Activity:
Work out how many lines of the data hold the string "rights", and reply with that number alone.

Stored data:
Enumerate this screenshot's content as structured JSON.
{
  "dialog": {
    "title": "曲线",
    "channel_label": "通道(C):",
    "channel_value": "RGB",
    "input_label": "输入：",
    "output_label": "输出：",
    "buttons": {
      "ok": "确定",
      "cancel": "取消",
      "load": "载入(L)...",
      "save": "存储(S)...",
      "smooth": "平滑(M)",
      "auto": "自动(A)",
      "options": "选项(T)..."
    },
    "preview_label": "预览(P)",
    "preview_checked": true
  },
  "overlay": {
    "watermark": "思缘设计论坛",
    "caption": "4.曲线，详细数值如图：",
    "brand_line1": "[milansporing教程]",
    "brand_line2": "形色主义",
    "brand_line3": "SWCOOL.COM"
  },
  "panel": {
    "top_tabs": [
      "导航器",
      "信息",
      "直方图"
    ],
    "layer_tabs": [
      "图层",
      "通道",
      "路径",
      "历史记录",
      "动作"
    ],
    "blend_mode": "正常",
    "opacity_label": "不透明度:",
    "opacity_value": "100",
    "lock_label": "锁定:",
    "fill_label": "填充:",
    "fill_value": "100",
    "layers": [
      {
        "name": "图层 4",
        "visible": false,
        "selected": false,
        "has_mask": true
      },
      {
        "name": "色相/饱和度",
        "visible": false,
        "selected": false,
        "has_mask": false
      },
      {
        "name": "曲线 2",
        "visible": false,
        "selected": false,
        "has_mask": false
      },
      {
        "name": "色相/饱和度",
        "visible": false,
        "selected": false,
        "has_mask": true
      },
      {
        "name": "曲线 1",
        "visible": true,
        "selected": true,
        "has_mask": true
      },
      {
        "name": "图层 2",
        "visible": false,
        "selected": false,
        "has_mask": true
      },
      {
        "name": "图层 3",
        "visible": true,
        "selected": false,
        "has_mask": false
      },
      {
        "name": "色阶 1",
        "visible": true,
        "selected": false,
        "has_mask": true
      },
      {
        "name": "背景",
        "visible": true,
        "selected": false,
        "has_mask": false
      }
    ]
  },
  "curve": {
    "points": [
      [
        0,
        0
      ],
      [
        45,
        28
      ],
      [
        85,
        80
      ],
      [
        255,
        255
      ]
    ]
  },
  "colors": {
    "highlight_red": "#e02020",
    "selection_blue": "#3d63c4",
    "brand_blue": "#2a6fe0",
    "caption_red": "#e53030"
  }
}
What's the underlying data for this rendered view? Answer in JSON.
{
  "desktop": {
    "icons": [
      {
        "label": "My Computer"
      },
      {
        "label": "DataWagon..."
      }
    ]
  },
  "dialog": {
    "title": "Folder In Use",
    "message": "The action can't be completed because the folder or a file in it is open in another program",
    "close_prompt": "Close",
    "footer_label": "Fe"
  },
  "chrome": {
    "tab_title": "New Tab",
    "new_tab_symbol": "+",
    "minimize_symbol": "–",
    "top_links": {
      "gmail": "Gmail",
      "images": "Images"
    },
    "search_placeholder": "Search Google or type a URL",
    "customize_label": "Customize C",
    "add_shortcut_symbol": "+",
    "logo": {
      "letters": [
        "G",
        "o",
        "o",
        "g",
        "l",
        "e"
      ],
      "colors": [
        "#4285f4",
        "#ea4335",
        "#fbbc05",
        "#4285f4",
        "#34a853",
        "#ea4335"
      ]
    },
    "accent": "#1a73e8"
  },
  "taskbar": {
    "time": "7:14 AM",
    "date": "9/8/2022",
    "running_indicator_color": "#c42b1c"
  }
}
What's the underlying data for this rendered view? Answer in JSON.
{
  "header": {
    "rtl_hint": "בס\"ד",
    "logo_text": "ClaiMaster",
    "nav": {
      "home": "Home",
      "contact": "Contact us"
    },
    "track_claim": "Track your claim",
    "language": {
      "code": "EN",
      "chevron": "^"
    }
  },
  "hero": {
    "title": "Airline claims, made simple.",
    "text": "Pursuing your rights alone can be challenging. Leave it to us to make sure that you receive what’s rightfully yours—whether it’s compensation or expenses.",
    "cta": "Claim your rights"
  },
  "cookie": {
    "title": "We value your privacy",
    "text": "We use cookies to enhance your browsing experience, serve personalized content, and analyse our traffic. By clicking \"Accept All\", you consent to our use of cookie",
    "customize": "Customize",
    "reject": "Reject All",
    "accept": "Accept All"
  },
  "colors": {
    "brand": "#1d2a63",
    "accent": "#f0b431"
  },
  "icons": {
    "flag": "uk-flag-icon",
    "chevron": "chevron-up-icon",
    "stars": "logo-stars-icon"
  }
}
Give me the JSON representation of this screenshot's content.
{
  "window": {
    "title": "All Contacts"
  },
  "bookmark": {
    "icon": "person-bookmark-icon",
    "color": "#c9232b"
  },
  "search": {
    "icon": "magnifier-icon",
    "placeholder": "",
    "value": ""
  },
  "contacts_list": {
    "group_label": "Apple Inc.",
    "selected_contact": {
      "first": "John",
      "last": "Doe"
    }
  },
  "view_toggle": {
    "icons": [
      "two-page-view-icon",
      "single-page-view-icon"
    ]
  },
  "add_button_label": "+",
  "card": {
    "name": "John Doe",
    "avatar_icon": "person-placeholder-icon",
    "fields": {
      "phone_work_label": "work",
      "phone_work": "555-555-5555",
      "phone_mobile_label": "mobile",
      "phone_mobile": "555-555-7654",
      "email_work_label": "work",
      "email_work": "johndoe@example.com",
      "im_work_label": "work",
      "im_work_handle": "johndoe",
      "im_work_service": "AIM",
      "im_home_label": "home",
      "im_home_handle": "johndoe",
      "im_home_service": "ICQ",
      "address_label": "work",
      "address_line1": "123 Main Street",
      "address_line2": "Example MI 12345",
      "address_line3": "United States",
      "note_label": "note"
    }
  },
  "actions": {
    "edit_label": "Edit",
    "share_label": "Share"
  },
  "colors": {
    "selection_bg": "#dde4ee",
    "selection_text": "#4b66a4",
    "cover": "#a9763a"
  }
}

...

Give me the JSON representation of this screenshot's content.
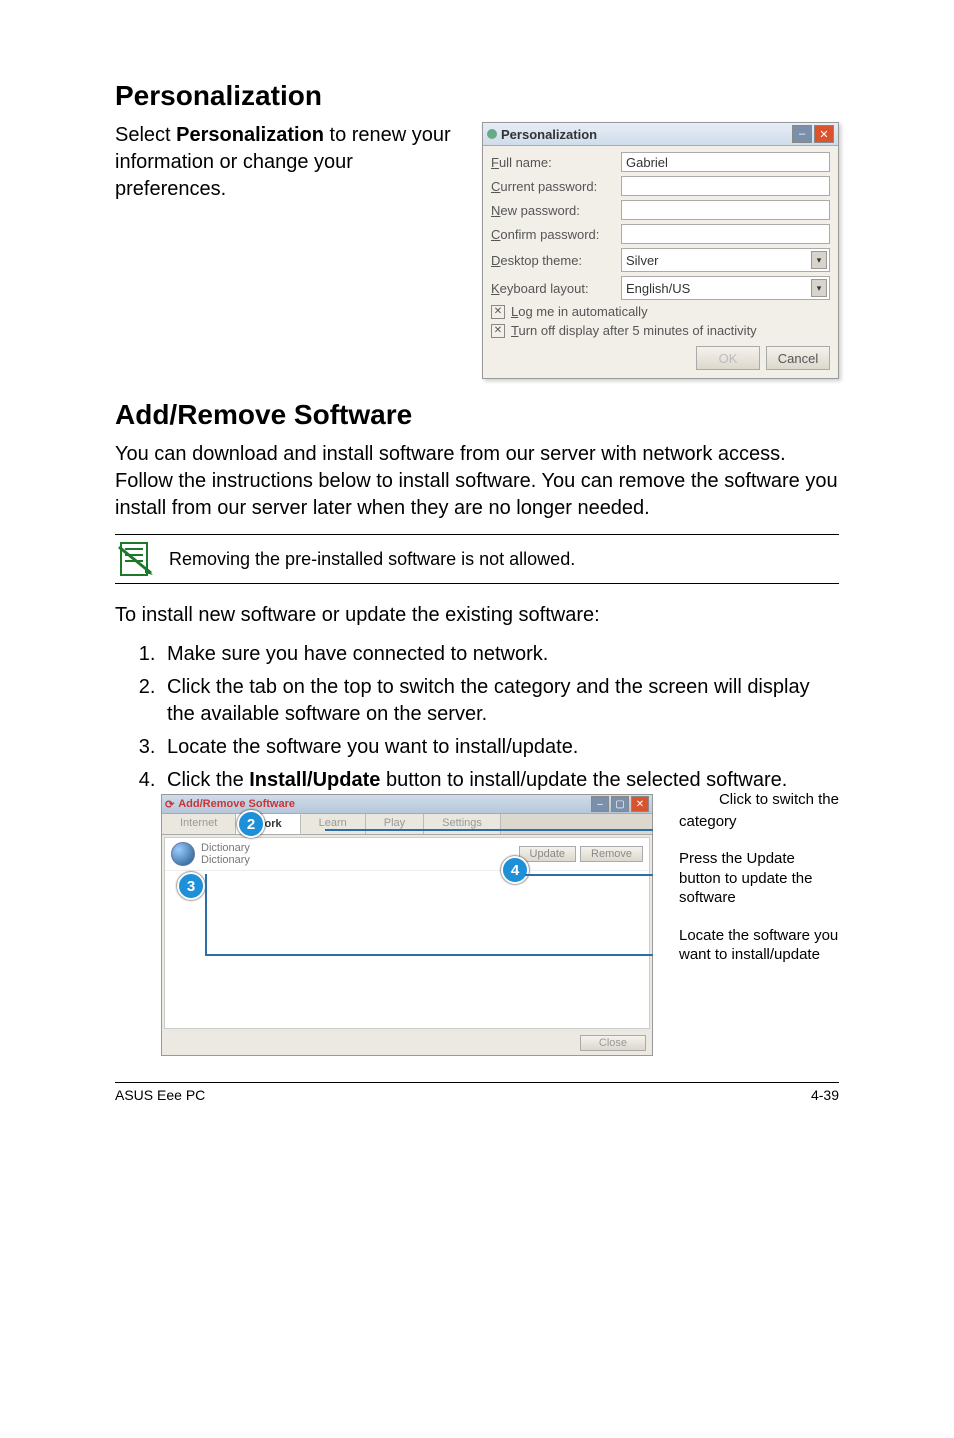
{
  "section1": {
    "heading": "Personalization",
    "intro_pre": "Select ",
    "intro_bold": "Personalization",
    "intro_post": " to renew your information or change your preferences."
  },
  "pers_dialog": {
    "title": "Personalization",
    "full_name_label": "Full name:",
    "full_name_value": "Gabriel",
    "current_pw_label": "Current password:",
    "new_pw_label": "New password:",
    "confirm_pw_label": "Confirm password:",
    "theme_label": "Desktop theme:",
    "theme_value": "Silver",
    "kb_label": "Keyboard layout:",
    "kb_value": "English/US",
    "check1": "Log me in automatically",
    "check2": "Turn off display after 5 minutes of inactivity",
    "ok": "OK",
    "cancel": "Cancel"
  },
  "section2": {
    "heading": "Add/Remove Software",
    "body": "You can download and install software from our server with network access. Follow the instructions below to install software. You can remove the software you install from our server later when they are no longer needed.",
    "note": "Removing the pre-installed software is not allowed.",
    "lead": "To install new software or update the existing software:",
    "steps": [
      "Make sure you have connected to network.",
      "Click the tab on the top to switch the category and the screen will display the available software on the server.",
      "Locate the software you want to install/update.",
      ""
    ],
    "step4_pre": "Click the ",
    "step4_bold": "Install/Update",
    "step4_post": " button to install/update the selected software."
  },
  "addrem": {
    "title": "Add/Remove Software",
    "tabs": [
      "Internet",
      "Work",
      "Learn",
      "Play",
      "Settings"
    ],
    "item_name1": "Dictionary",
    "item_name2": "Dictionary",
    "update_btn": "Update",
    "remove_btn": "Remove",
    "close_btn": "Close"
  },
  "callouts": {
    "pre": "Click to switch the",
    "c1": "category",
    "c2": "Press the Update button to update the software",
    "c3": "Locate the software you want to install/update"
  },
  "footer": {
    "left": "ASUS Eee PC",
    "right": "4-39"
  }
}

Response for this exercise:
2